* WHAT IS EXPECTED
Below is a block of records; repeat each one exactly.

* DATASET RECORDS
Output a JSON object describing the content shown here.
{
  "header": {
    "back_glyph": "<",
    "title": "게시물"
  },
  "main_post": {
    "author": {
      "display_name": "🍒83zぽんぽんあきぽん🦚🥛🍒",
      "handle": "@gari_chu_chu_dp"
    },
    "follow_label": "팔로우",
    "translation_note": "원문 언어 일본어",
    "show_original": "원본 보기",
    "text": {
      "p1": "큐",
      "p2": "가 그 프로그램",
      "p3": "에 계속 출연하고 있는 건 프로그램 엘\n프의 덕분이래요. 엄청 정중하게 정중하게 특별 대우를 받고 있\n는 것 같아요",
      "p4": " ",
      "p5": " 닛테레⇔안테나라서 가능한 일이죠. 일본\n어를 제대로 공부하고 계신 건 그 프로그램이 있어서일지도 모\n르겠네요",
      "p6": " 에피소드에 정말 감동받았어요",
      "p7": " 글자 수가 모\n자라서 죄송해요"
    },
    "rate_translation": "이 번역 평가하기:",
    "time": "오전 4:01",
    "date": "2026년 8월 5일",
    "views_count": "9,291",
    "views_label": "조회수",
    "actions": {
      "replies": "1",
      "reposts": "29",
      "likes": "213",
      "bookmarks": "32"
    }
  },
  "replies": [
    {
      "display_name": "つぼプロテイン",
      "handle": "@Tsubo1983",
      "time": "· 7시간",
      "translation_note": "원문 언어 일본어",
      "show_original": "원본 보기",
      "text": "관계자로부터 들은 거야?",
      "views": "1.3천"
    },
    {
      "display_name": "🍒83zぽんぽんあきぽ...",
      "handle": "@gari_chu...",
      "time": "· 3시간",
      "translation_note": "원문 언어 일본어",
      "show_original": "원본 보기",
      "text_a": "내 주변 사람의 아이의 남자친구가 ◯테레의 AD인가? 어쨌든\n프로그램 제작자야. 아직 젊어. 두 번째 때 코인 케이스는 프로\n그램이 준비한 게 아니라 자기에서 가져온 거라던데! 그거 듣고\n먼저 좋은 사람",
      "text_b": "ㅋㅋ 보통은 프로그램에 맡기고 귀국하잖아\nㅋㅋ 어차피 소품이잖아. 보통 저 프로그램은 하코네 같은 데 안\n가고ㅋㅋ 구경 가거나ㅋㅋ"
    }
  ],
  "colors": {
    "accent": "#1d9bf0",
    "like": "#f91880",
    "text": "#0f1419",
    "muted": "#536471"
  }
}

* RESULT OF THE TASK
Output a JSON object describing the content shown here.
{
  "header": {
    "back_glyph": "<",
    "title": "게시물"
  },
  "main_post": {
    "author": {
      "display_name": "🍒83zぽんぽんあきぽん🦚🥛🍒",
      "handle": "@gari_chu_chu_dp"
    },
    "follow_label": "팔로우",
    "translation_note": "원문 언어 일본어",
    "show_original": "원본 보기",
    "text": {
      "p1": "큐",
      "p2": "가 그 프로그램",
      "p3": "에 계속 출연하고 있는 건 프로그램 엘\n프의 덕분이래요. 엄청 정중하게 정중하게 특별 대우를 받고 있\n는 것 같아요",
      "p4": " ",
      "p5": " 닛테레⇔안테나라서 가능한 일이죠. 일본\n어를 제대로 공부하고 계신 건 그 프로그램이 있어서일지도 모\n르겠네요",
      "p6": " 에피소드에 정말 감동받았어요",
      "p7": " 글자 수가 모\n자라서 죄송해요"
    },
    "rate_translation": "이 번역 평가하기:",
    "time": "오전 4:01",
    "date": "2026년 8월 5일",
    "views_count": "9,291",
    "views_label": "조회수",
    "actions": {
      "replies": "1",
      "reposts": "29",
      "likes": "213",
      "bookmarks": "32"
    }
  },
  "replies": [
    {
      "display_name": "つぼプロテイン",
      "handle": "@Tsubo1983",
      "time": "· 7시간",
      "translation_note": "원문 언어 일본어",
      "show_original": "원본 보기",
      "text": "관계자로부터 들은 거야?",
      "views": "1.3천"
    },
    {
      "display_name": "🍒83zぽんぽんあきぽ...",
      "handle": "@gari_chu...",
      "time": "· 3시간",
      "translation_note": "원문 언어 일본어",
      "show_original": "원본 보기",
      "text_a": "내 주변 사람의 아이의 남자친구가 ◯테레의 AD인가? 어쨌든\n프로그램 제작자야. 아직 젊어. 두 번째 때 코인 케이스는 프로\n그램이 준비한 게 아니라 자기에서 가져온 거라던데! 그거 듣고\n먼저 좋은 사람",
      "text_b": "ㅋㅋ 보통은 프로그램에 맡기고 귀국하잖아\nㅋㅋ 어차피 소품이잖아. 보통 저 프로그램은 하코네 같은 데 안\n가고ㅋㅋ 구경 가거나ㅋㅋ"
    }
  ],
  "colors": {
    "accent": "#1d9bf0",
    "like": "#f91880",
    "text": "#0f1419",
    "muted": "#536471"
  }
}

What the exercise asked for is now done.